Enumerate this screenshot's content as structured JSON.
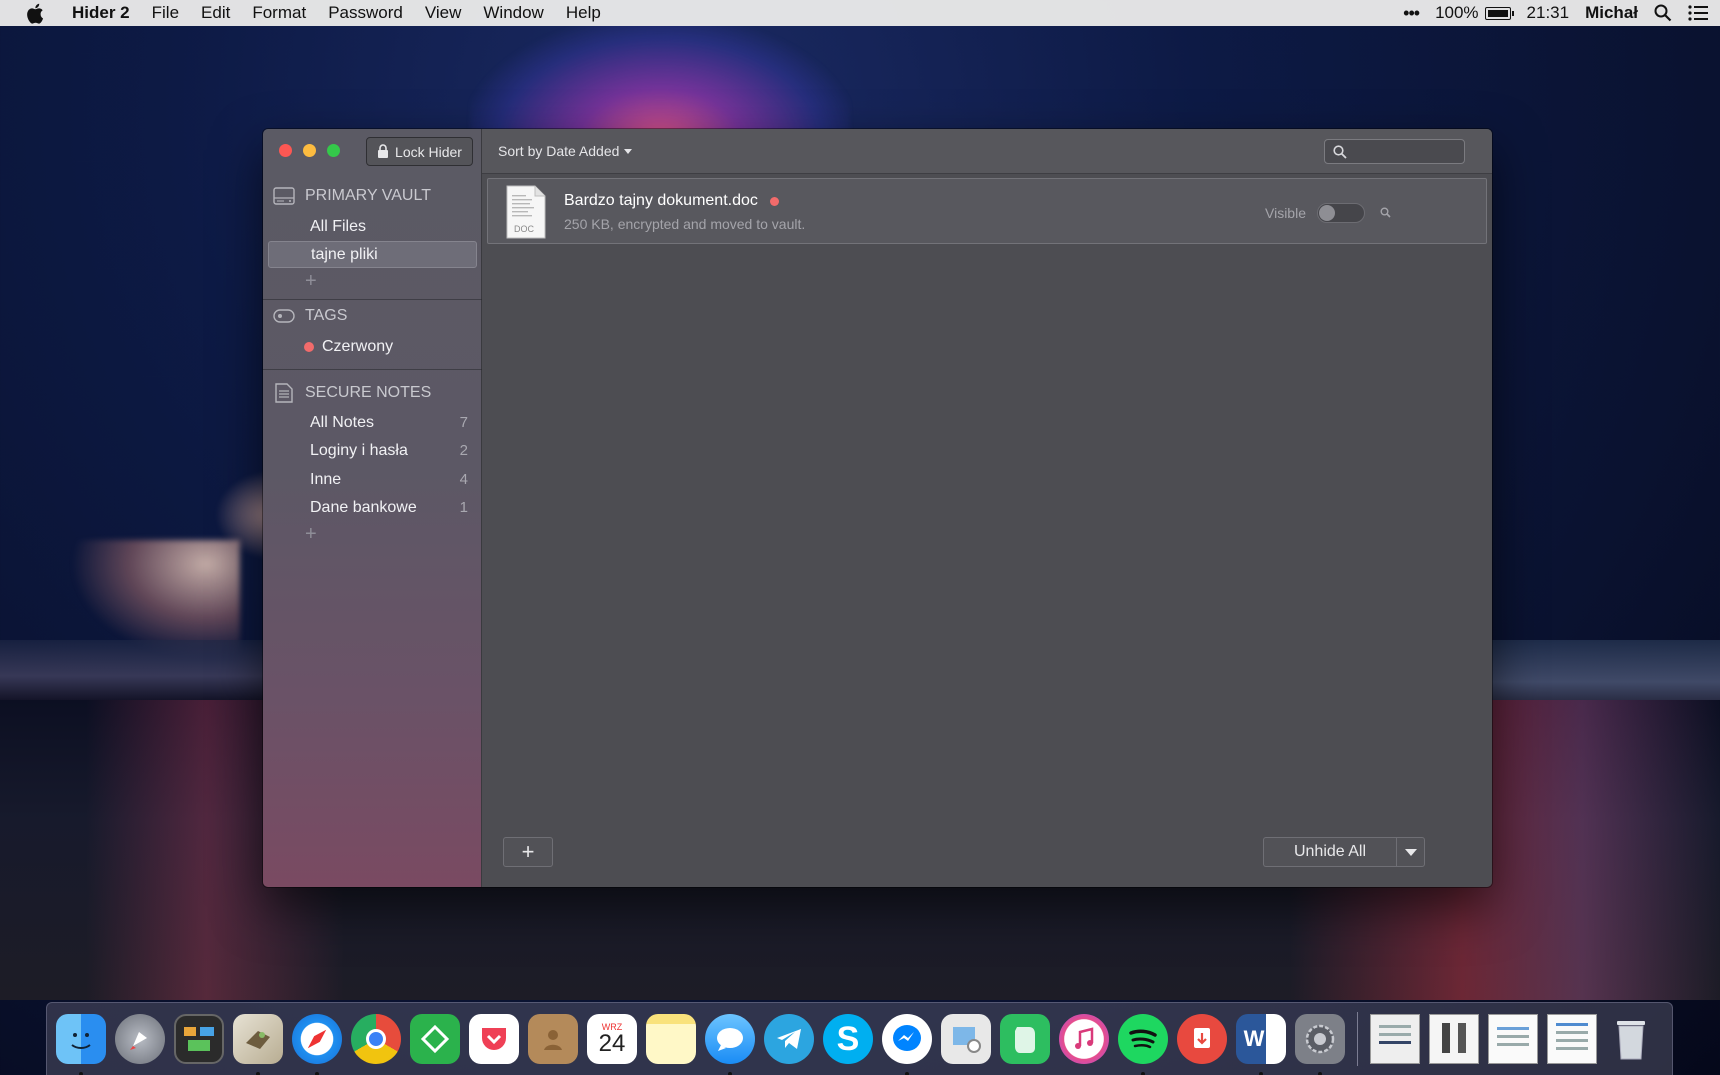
{
  "menubar": {
    "app_name": "Hider 2",
    "items": [
      "File",
      "Edit",
      "Format",
      "Password",
      "View",
      "Window",
      "Help"
    ],
    "battery": "100%",
    "time": "21:31",
    "user": "Michał"
  },
  "toolbar": {
    "lock_label": "Lock Hider",
    "sort_label": "Sort by Date Added",
    "search_placeholder": ""
  },
  "sidebar": {
    "vault": {
      "heading": "PRIMARY VAULT",
      "items": [
        {
          "label": "All Files",
          "selected": false
        },
        {
          "label": "tajne pliki",
          "selected": true
        }
      ]
    },
    "tags": {
      "heading": "TAGS",
      "items": [
        {
          "label": "Czerwony",
          "color": "#f26b6b"
        }
      ]
    },
    "notes": {
      "heading": "SECURE NOTES",
      "items": [
        {
          "label": "All Notes",
          "count": "7"
        },
        {
          "label": "Loginy i hasła",
          "count": "2"
        },
        {
          "label": "Inne",
          "count": "4"
        },
        {
          "label": "Dane bankowe",
          "count": "1"
        }
      ]
    }
  },
  "files": [
    {
      "name": "Bardzo tajny dokument.doc",
      "meta": "250 KB, encrypted and moved to vault.",
      "visible_label": "Visible",
      "visible": false,
      "tag_color": "#f26b6b",
      "icon_text": "DOC"
    }
  ],
  "footer": {
    "add_label": "+",
    "unhide_label": "Unhide All"
  },
  "dock": {
    "calendar_month": "WRZ",
    "calendar_day": "24",
    "word_letter": "W",
    "skype_letter": "S",
    "apps": [
      "finder",
      "launchpad",
      "mission-control",
      "mail",
      "safari",
      "chrome",
      "feedly",
      "pocket",
      "contacts",
      "calendar",
      "notes",
      "messages",
      "telegram",
      "skype",
      "messenger",
      "preview",
      "evernote",
      "itunes",
      "spotify",
      "transmit",
      "word",
      "system-preferences"
    ]
  }
}
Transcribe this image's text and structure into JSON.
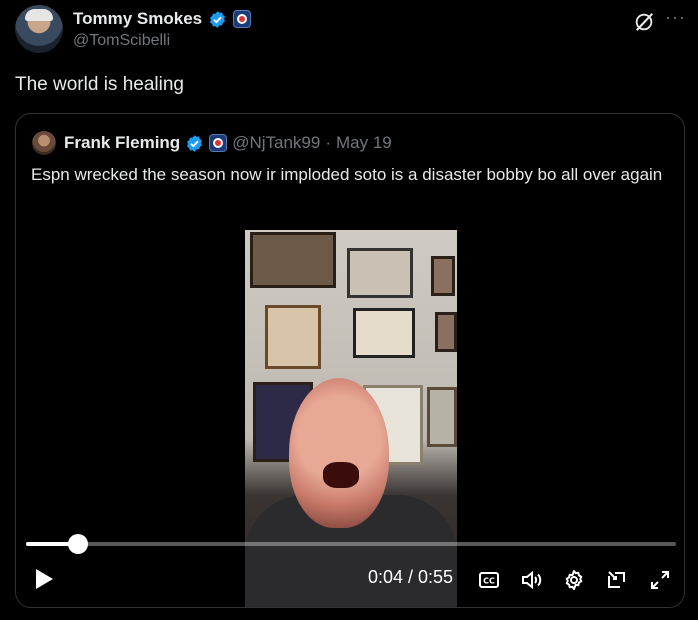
{
  "author": {
    "name": "Tommy Smokes",
    "handle": "@TomScibelli"
  },
  "tweet": {
    "text": "The world is healing"
  },
  "quoted": {
    "name": "Frank Fleming",
    "handle": "@NjTank99",
    "separator": "·",
    "date": "May 19",
    "text": "Espn wrecked the season now ir imploded soto is a disaster bobby bo all over again"
  },
  "video": {
    "current_time": "0:04",
    "duration": "0:55",
    "time_display": "0:04 / 0:55",
    "progress": 0.08
  },
  "icons": {
    "verified": "verified-badge-icon",
    "affiliate": "affiliate-badge-icon",
    "grok": "grok-icon",
    "more": "more-options-icon",
    "play": "play-icon",
    "captions": "captions-icon",
    "volume": "volume-icon",
    "settings": "settings-gear-icon",
    "dock": "dock-video-icon",
    "fullscreen": "fullscreen-icon"
  },
  "colors": {
    "background": "#000000",
    "text": "#e7e9ea",
    "muted": "#71767b",
    "verified_blue": "#1d9bf0",
    "border": "#2f3336"
  }
}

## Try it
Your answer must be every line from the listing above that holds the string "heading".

## Result for this task
      "heading": "PRIMARY VAULT",
      "heading": "TAGS",
      "heading": "SECURE NOTES",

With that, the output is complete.